Provided data:
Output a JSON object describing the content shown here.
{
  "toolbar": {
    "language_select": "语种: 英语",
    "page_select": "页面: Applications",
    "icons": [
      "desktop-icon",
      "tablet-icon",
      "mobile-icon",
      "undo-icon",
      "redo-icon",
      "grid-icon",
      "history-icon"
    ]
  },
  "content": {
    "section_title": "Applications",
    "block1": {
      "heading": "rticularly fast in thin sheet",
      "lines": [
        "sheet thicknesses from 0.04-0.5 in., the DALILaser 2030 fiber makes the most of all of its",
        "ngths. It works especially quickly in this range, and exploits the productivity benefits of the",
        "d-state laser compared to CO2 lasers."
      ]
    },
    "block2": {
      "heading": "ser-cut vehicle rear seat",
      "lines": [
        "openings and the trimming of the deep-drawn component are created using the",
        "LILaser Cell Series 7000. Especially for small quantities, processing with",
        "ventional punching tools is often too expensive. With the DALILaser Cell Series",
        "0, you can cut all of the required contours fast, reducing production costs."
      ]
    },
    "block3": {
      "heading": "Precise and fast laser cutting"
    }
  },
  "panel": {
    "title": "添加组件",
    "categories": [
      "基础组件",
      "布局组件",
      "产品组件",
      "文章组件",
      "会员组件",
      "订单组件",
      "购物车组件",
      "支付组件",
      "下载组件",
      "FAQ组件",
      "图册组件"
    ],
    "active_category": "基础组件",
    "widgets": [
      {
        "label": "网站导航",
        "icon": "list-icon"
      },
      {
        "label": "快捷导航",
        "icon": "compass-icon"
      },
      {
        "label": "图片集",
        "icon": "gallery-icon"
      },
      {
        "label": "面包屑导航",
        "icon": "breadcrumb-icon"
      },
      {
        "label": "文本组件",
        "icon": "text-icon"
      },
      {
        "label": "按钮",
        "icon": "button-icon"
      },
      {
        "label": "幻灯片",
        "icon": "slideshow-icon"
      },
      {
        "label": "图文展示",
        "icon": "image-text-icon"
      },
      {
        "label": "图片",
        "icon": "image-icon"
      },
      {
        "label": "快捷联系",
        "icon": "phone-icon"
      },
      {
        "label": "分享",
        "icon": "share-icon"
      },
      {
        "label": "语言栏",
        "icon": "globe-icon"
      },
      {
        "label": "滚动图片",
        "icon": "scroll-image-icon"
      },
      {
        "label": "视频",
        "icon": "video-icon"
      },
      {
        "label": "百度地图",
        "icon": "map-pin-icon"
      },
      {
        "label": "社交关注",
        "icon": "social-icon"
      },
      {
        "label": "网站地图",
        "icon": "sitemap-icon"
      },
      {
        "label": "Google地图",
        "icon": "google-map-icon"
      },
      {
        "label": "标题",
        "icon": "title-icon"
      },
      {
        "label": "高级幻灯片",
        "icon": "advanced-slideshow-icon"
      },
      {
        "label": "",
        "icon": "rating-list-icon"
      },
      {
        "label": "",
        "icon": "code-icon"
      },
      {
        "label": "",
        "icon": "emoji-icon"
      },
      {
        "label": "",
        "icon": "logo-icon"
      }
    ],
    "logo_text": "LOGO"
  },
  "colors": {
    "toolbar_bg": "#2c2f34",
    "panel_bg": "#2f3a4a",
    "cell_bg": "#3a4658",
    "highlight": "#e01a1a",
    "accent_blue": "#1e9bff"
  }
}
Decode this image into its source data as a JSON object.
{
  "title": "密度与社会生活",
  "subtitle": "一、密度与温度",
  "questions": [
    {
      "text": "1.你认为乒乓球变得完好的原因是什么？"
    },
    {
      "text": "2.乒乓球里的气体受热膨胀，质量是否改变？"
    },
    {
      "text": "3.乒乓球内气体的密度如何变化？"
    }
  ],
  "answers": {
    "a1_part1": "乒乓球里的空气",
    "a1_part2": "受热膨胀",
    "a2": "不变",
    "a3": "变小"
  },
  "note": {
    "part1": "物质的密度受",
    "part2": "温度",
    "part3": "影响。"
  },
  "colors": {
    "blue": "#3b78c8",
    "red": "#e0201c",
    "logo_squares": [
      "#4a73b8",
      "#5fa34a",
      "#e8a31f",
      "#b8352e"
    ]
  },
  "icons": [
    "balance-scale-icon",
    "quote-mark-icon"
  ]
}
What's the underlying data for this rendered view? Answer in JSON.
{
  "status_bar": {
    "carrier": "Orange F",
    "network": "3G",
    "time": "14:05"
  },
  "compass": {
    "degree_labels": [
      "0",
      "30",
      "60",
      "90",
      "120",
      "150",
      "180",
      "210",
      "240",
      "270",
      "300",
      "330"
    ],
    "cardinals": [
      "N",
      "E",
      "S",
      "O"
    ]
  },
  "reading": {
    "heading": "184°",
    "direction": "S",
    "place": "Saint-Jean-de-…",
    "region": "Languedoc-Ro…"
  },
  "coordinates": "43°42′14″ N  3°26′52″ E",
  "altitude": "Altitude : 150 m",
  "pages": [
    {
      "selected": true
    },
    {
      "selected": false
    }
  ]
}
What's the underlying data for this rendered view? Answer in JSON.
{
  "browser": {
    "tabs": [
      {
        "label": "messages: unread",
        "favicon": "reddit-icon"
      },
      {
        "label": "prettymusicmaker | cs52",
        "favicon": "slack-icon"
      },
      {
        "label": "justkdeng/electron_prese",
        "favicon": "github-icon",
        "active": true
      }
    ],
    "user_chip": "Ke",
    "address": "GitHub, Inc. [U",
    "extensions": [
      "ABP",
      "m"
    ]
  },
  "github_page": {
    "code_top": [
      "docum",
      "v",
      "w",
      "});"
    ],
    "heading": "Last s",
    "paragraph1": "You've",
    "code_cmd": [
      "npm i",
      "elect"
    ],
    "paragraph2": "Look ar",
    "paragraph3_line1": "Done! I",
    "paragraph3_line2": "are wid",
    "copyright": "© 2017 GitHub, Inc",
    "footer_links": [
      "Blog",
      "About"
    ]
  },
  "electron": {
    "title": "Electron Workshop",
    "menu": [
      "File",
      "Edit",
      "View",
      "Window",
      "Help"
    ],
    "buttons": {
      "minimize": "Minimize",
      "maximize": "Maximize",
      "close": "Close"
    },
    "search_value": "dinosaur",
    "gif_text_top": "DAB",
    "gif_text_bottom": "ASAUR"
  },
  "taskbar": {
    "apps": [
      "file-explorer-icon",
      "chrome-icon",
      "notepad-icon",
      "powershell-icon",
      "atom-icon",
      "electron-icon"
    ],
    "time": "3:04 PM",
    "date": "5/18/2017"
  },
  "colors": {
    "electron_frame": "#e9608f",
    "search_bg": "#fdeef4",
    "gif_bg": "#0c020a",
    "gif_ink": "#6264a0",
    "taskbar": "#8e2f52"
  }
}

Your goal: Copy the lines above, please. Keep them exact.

Output below:
Output a JSON object describing the content shown here.
{
  "toolbar": {
    "language_select": "语种: 英语",
    "page_select": "页面: Applications",
    "icons": [
      "desktop-icon",
      "tablet-icon",
      "mobile-icon",
      "undo-icon",
      "redo-icon",
      "grid-icon",
      "history-icon"
    ]
  },
  "content": {
    "section_title": "Applications",
    "block1": {
      "heading": "rticularly fast in thin sheet",
      "lines": [
        "sheet thicknesses from 0.04-0.5 in., the DALILaser 2030 fiber makes the most of all of its",
        "ngths. It works especially quickly in this range, and exploits the productivity benefits of the",
        "d-state laser compared to CO2 lasers."
      ]
    },
    "block2": {
      "heading": "ser-cut vehicle rear seat",
      "lines": [
        "openings and the trimming of the deep-drawn component are created using the",
        "LILaser Cell Series 7000. Especially for small quantities, processing with",
        "ventional punching tools is often too expensive. With the DALILaser Cell Series",
        "0, you can cut all of the required contours fast, reducing production costs."
      ]
    },
    "block3": {
      "heading": "Precise and fast laser cutting"
    }
  },
  "panel": {
    "title": "添加组件",
    "categories": [
      "基础组件",
      "布局组件",
      "产品组件",
      "文章组件",
      "会员组件",
      "订单组件",
      "购物车组件",
      "支付组件",
      "下载组件",
      "FAQ组件",
      "图册组件"
    ],
    "active_category": "基础组件",
    "widgets": [
      {
        "label": "网站导航",
        "icon": "list-icon"
      },
      {
        "label": "快捷导航",
        "icon": "compass-icon"
      },
      {
        "label": "图片集",
        "icon": "gallery-icon"
      },
      {
        "label": "面包屑导航",
        "icon": "breadcrumb-icon"
      },
      {
        "label": "文本组件",
        "icon": "text-icon"
      },
      {
        "label": "按钮",
        "icon": "button-icon"
      },
      {
        "label": "幻灯片",
        "icon": "slideshow-icon"
      },
      {
        "label": "图文展示",
        "icon": "image-text-icon"
      },
      {
        "label": "图片",
        "icon": "image-icon"
      },
      {
        "label": "快捷联系",
        "icon": "phone-icon"
      },
      {
        "label": "分享",
        "icon": "share-icon"
      },
      {
        "label": "语言栏",
        "icon": "globe-icon"
      },
      {
        "label": "滚动图片",
        "icon": "scroll-image-icon"
      },
      {
        "label": "视频",
        "icon": "video-icon"
      },
      {
        "label": "百度地图",
        "icon": "map-pin-icon"
      },
      {
        "label": "社交关注",
        "icon": "social-icon"
      },
      {
        "label": "网站地图",
        "icon": "sitemap-icon"
      },
      {
        "label": "Google地图",
        "icon": "google-map-icon"
      },
      {
        "label": "标题",
        "icon": "title-icon"
      },
      {
        "label": "高级幻灯片",
        "icon": "advanced-slideshow-icon"
      },
      {
        "label": "",
        "icon": "rating-list-icon"
      },
      {
        "label": "",
        "icon": "code-icon"
      },
      {
        "label": "",
        "icon": "emoji-icon"
      },
      {
        "label": "",
        "icon": "logo-icon"
      }
    ],
    "logo_text": "LOGO"
  },
  "colors": {
    "toolbar_bg": "#2c2f34",
    "panel_bg": "#2f3a4a",
    "cell_bg": "#3a4658",
    "highlight": "#e01a1a",
    "accent_blue": "#1e9bff"
  }
}
Decode this image into its source data as a JSON object.
{
  "title": "密度与社会生活",
  "subtitle": "一、密度与温度",
  "questions": [
    {
      "text": "1.你认为乒乓球变得完好的原因是什么？"
    },
    {
      "text": "2.乒乓球里的气体受热膨胀，质量是否改变？"
    },
    {
      "text": "3.乒乓球内气体的密度如何变化？"
    }
  ],
  "answers": {
    "a1_part1": "乒乓球里的空气",
    "a1_part2": "受热膨胀",
    "a2": "不变",
    "a3": "变小"
  },
  "note": {
    "part1": "物质的密度受",
    "part2": "温度",
    "part3": "影响。"
  },
  "colors": {
    "blue": "#3b78c8",
    "red": "#e0201c",
    "logo_squares": [
      "#4a73b8",
      "#5fa34a",
      "#e8a31f",
      "#b8352e"
    ]
  },
  "icons": [
    "balance-scale-icon",
    "quote-mark-icon"
  ]
}
What's the underlying data for this rendered view? Answer in JSON.
{
  "status_bar": {
    "carrier": "Orange F",
    "network": "3G",
    "time": "14:05"
  },
  "compass": {
    "degree_labels": [
      "0",
      "30",
      "60",
      "90",
      "120",
      "150",
      "180",
      "210",
      "240",
      "270",
      "300",
      "330"
    ],
    "cardinals": [
      "N",
      "E",
      "S",
      "O"
    ]
  },
  "reading": {
    "heading": "184°",
    "direction": "S",
    "place": "Saint-Jean-de-…",
    "region": "Languedoc-Ro…"
  },
  "coordinates": "43°42′14″ N  3°26′52″ E",
  "altitude": "Altitude : 150 m",
  "pages": [
    {
      "selected": true
    },
    {
      "selected": false
    }
  ]
}
What's the underlying data for this rendered view? Answer in JSON.
{
  "browser": {
    "tabs": [
      {
        "label": "messages: unread",
        "favicon": "reddit-icon"
      },
      {
        "label": "prettymusicmaker | cs52",
        "favicon": "slack-icon"
      },
      {
        "label": "justkdeng/electron_prese",
        "favicon": "github-icon",
        "active": true
      }
    ],
    "user_chip": "Ke",
    "address": "GitHub, Inc. [U",
    "extensions": [
      "ABP",
      "m"
    ]
  },
  "github_page": {
    "code_top": [
      "docum",
      "v",
      "w",
      "});"
    ],
    "heading": "Last s",
    "paragraph1": "You've",
    "code_cmd": [
      "npm i",
      "elect"
    ],
    "paragraph2": "Look ar",
    "paragraph3_line1": "Done! I",
    "paragraph3_line2": "are wid",
    "copyright": "© 2017 GitHub, Inc",
    "footer_links": [
      "Blog",
      "About"
    ]
  },
  "electron": {
    "title": "Electron Workshop",
    "menu": [
      "File",
      "Edit",
      "View",
      "Window",
      "Help"
    ],
    "buttons": {
      "minimize": "Minimize",
      "maximize": "Maximize",
      "close": "Close"
    },
    "search_value": "dinosaur",
    "gif_text_top": "DAB",
    "gif_text_bottom": "ASAUR"
  },
  "taskbar": {
    "apps": [
      "file-explorer-icon",
      "chrome-icon",
      "notepad-icon",
      "powershell-icon",
      "atom-icon",
      "electron-icon"
    ],
    "time": "3:04 PM",
    "date": "5/18/2017"
  },
  "colors": {
    "electron_frame": "#e9608f",
    "search_bg": "#fdeef4",
    "gif_bg": "#0c020a",
    "gif_ink": "#6264a0",
    "taskbar": "#8e2f52"
  }
}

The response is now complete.